“What a great favor God does to those He places in the company of good people!” -Saint Teresa of Avila
One thing I love about being Catholic is the emphasis we place on relationship with our heavenly friends, the saints. Their lives can inspire us and our children to heroic virtue, their writings and words encourage us in our own growth in holiness, and their closeness to God gives us allies we can approach in prayer, knowing they can place our needs at the feet of Christ.
Over the years, I’ve come to find saints who truly feel like close friends on my own spiritual journey, and I want my children to find their own companion saints as they grow and seek God’s will in their lives, too.
Here are some super simple ways I help my children befriend the saints:
- Ask their intercession. This can be super quick and simple, like asking for St. Anthony’s help when something is lost (my almost 5 year old especially appreciates St. Anthony when a toy has gone missing), or reciting a saint’s name followed by “pray for us!” at the end of a family prayer. You can also invoke many saints together in your intercessory prayer by doing a “litany of saints” together as a family (our kids hold up their wooden saint dolls and we ask each saint to pray for us, before they return the little figurine to their small cathedral). Getting to know what each saint is the patron saint of can also help you, as a parent or grandparent, ask particular saints for their intercession throughout the day or in unique circumstances. For example, St. Rita is the patroness of impossible causes and hopeless situations – she might be a young child’s best friend in the middle of a tantrum! Or St. Joseph can be invoked by dad before he starts a project with the kids. We ask for Mother Mary, Queen of All Saints, to pray for us many times a day at our house.

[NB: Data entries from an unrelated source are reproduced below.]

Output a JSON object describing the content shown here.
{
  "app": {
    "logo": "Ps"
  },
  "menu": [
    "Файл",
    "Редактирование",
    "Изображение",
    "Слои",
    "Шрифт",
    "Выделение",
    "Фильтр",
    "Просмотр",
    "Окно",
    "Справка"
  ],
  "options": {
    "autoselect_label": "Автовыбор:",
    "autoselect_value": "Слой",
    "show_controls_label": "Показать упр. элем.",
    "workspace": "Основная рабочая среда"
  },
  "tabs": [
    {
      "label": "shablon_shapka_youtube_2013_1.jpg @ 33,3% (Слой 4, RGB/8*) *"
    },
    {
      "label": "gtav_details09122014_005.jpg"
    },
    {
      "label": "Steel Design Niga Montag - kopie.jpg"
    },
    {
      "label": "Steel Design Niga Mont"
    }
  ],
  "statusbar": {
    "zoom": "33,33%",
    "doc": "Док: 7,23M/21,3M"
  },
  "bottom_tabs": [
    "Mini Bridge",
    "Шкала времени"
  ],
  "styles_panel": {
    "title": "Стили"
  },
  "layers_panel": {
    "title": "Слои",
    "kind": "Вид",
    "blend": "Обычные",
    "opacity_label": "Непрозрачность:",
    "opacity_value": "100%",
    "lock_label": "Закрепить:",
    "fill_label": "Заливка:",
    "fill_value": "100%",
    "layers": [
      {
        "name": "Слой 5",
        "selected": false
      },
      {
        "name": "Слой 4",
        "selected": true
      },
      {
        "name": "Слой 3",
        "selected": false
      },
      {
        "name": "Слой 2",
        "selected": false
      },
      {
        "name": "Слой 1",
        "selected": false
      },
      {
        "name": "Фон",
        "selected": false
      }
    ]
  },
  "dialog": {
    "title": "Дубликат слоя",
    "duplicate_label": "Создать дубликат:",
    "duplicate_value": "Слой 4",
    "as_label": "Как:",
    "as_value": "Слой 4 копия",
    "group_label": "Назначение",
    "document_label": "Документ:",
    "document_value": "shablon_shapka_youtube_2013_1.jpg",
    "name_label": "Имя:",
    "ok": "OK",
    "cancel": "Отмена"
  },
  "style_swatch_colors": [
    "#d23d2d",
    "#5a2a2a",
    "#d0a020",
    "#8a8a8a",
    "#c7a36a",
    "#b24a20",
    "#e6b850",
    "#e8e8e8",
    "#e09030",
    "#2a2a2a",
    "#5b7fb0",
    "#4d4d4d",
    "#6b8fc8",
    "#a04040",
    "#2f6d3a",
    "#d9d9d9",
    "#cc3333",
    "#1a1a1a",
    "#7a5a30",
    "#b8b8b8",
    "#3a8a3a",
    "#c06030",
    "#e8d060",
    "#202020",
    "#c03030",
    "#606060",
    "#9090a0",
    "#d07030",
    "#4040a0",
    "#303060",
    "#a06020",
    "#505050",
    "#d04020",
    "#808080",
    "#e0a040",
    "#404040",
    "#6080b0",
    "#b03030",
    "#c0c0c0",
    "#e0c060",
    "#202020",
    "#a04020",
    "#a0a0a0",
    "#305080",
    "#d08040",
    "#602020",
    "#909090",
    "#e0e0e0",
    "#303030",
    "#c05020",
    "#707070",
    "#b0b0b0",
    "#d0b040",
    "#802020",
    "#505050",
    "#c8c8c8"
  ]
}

- Read saint-themed books. Our current favorite is Cloud of Witnesses: A Child’s First Book of Saints, our first board book in the FirstFaithTreasury.com series. It’s filled with simple but profound lessons from well-known saints; each page gives the child a short, memorable quote accompanied by a beautiful illustration of the saint who spoke or wrote it. We read one page together in the morning each day, repeating it a few times. It gives older kids and parents some beautiful wisdom to reflect on throughout the day, and for the little ones, those words can start to sink into their hearts as they gaze at the adorable pictures! There are so many excellent saint books out there from Catholic publishers these days. Reading is a great way to foster your child’s friendship with the saints. I share more of my favorite saint books here.
- Celebrate their feast days. Celebrating the feast days of the saints really makes them come to life for children. It’s kind of like going to a friend’s birthday party – a special treat or activity can make the day so much sweeter for kids, and associating it with someone they know in heaven will make them enjoy a relationship with them that much more. Tons of Catholic blogs have ideas for celebrating their days – coloring pages, recipes from their native land, craft projects, and more.

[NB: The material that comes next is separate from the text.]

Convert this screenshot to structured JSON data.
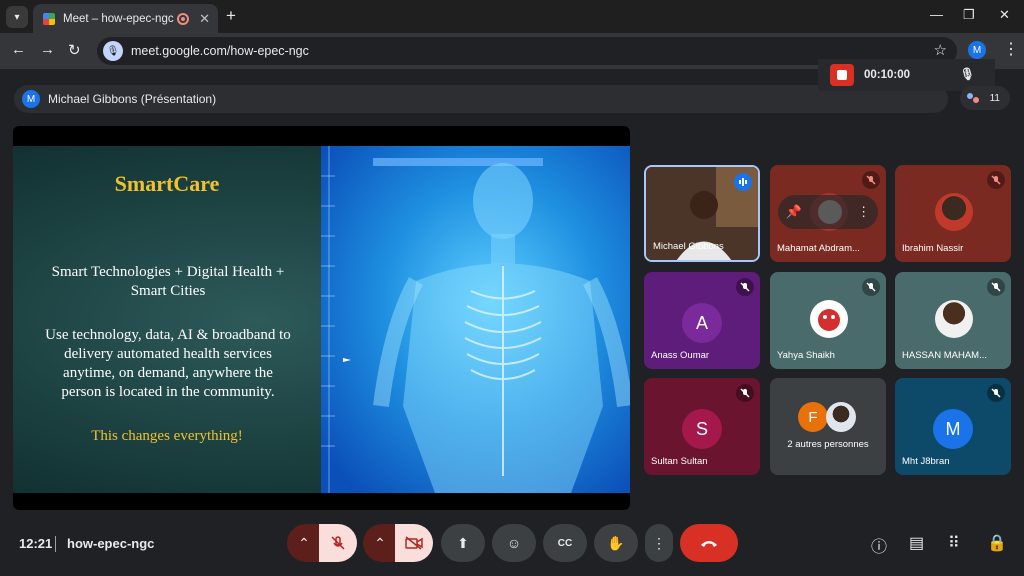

- Display pictures of them in your home. Frame pictures of your children’s favorite saints or display a small statue of them from your local Catholic bookstore in your child’s room. Just like you put pictures of your family around your home, make sure you have some pictures of close members of your heavenly family around, too!

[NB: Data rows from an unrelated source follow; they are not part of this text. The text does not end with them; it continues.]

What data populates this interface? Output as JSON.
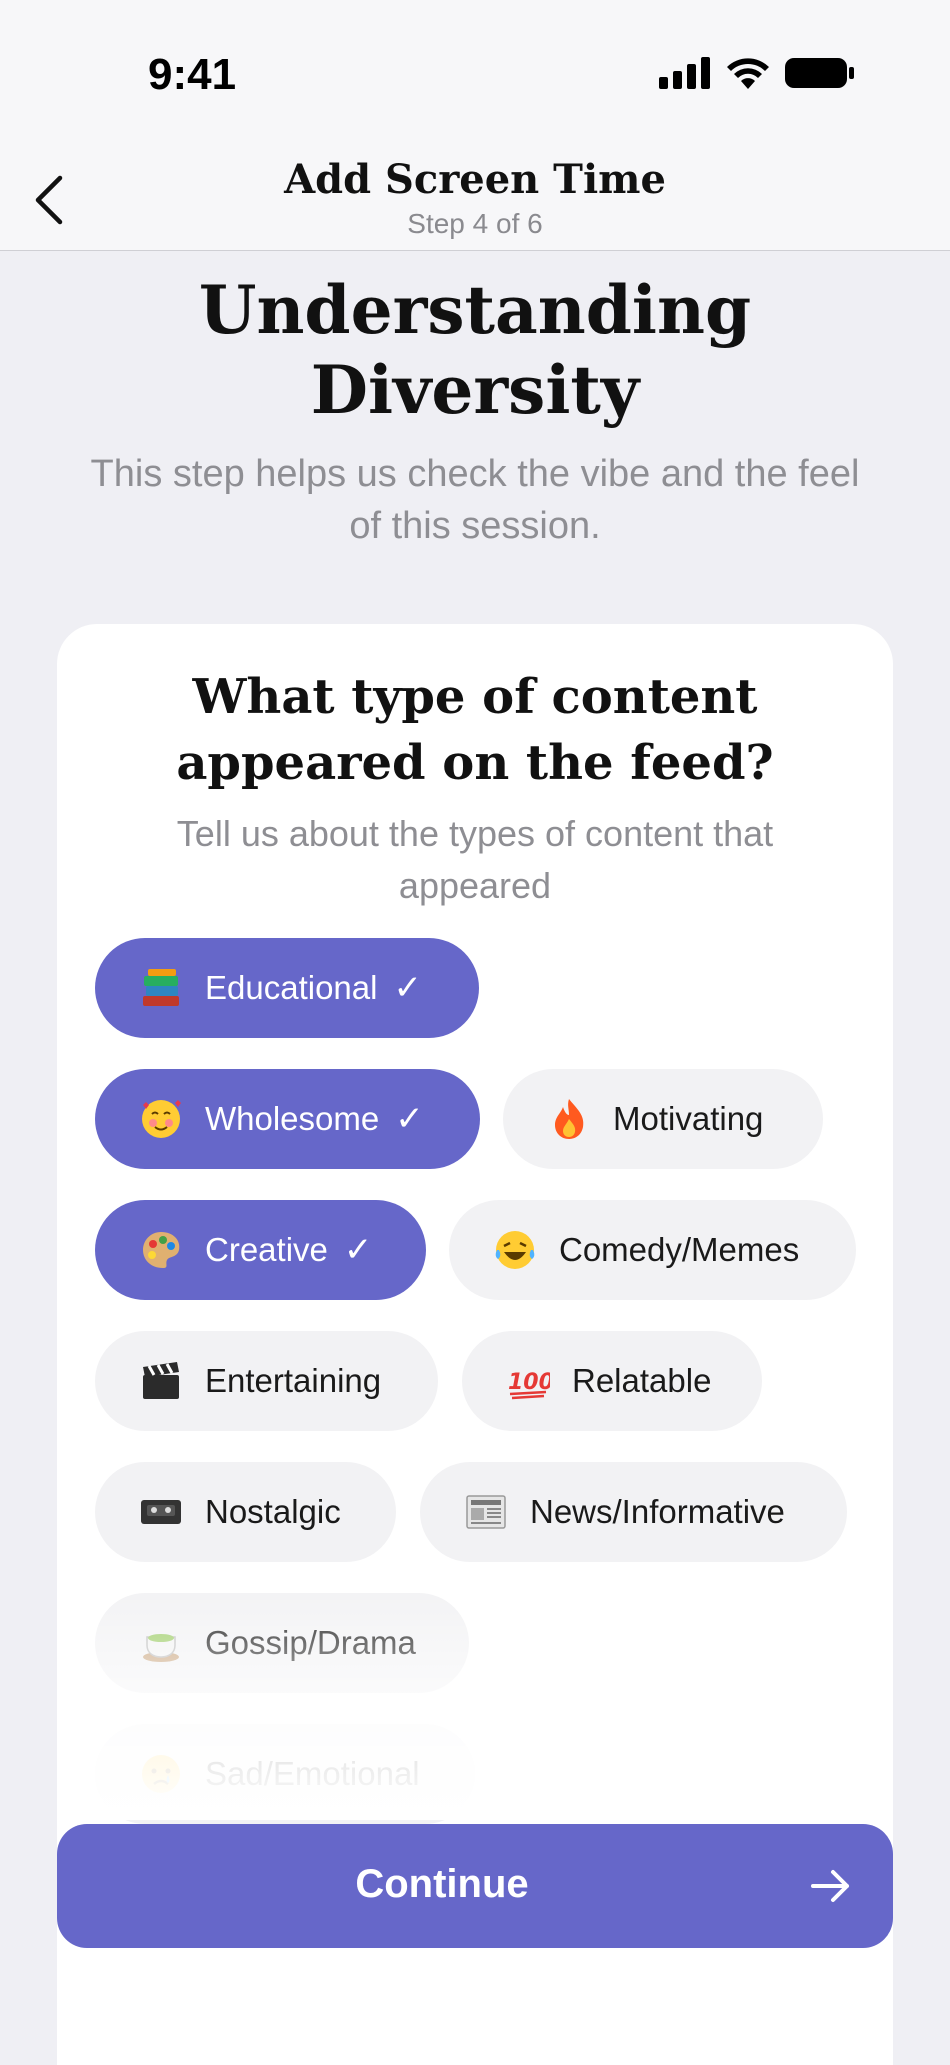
{
  "status_bar": {
    "time": "9:41"
  },
  "nav": {
    "title": "Add Screen Time",
    "step": "Step 4 of 6"
  },
  "page": {
    "title_line1": "Understanding",
    "title_line2": "Diversity",
    "subtitle": "This step helps us check the vibe and the feel of this session."
  },
  "card": {
    "title_line1": "What type of content",
    "title_line2": "appeared on the feed?",
    "subtitle": "Tell us about the types of content that appeared"
  },
  "chips": [
    {
      "label": "Educational",
      "icon": "books-icon",
      "selected": true,
      "check": "✓"
    },
    {
      "label": "Wholesome",
      "icon": "smiling-hearts-icon",
      "selected": true,
      "check": "✓"
    },
    {
      "label": "Motivating",
      "icon": "fire-icon",
      "selected": false
    },
    {
      "label": "Creative",
      "icon": "palette-icon",
      "selected": true,
      "check": "✓"
    },
    {
      "label": "Comedy/Memes",
      "icon": "laughing-tears-icon",
      "selected": false
    },
    {
      "label": "Entertaining",
      "icon": "clapper-board-icon",
      "selected": false
    },
    {
      "label": "Relatable",
      "icon": "hundred-points-icon",
      "selected": false
    },
    {
      "label": "Nostalgic",
      "icon": "videocassette-icon",
      "selected": false
    },
    {
      "label": "News/Informative",
      "icon": "newspaper-icon",
      "selected": false
    },
    {
      "label": "Gossip/Drama",
      "icon": "tea-cup-icon",
      "selected": false
    },
    {
      "label": "Sad/Emotional",
      "icon": "crying-face-icon",
      "selected": false
    }
  ],
  "continue_button": {
    "label": "Continue",
    "icon": "arrow-right-icon"
  },
  "colors": {
    "accent": "#6667c9",
    "chip_bg": "#f2f2f4",
    "background": "#efeff4"
  }
}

- Talk about their lives. Audiobooks like Once Upon a Time Saints, the Holy Heroes CDs, the Saints and Heroes DVD collection from CCC of America, and some of the great audio and video of the lives of the saints on FORMED.org are great catalysts for conversation with children about the saints. But you can even just weave in little bits of discussion throughout the day – asking questions like “What would this saint have done in this situation?” or “How can we practice this virtue, which saint so-and-so practiced so well?” Sometimes I will just say aloud to my young children, “I hope I can be as brave as St. Joan of Arc,” or make other comments about the lives and character of the saints, so they know that the saints are on my mind and that it’s good for them to be always thinking about them, too.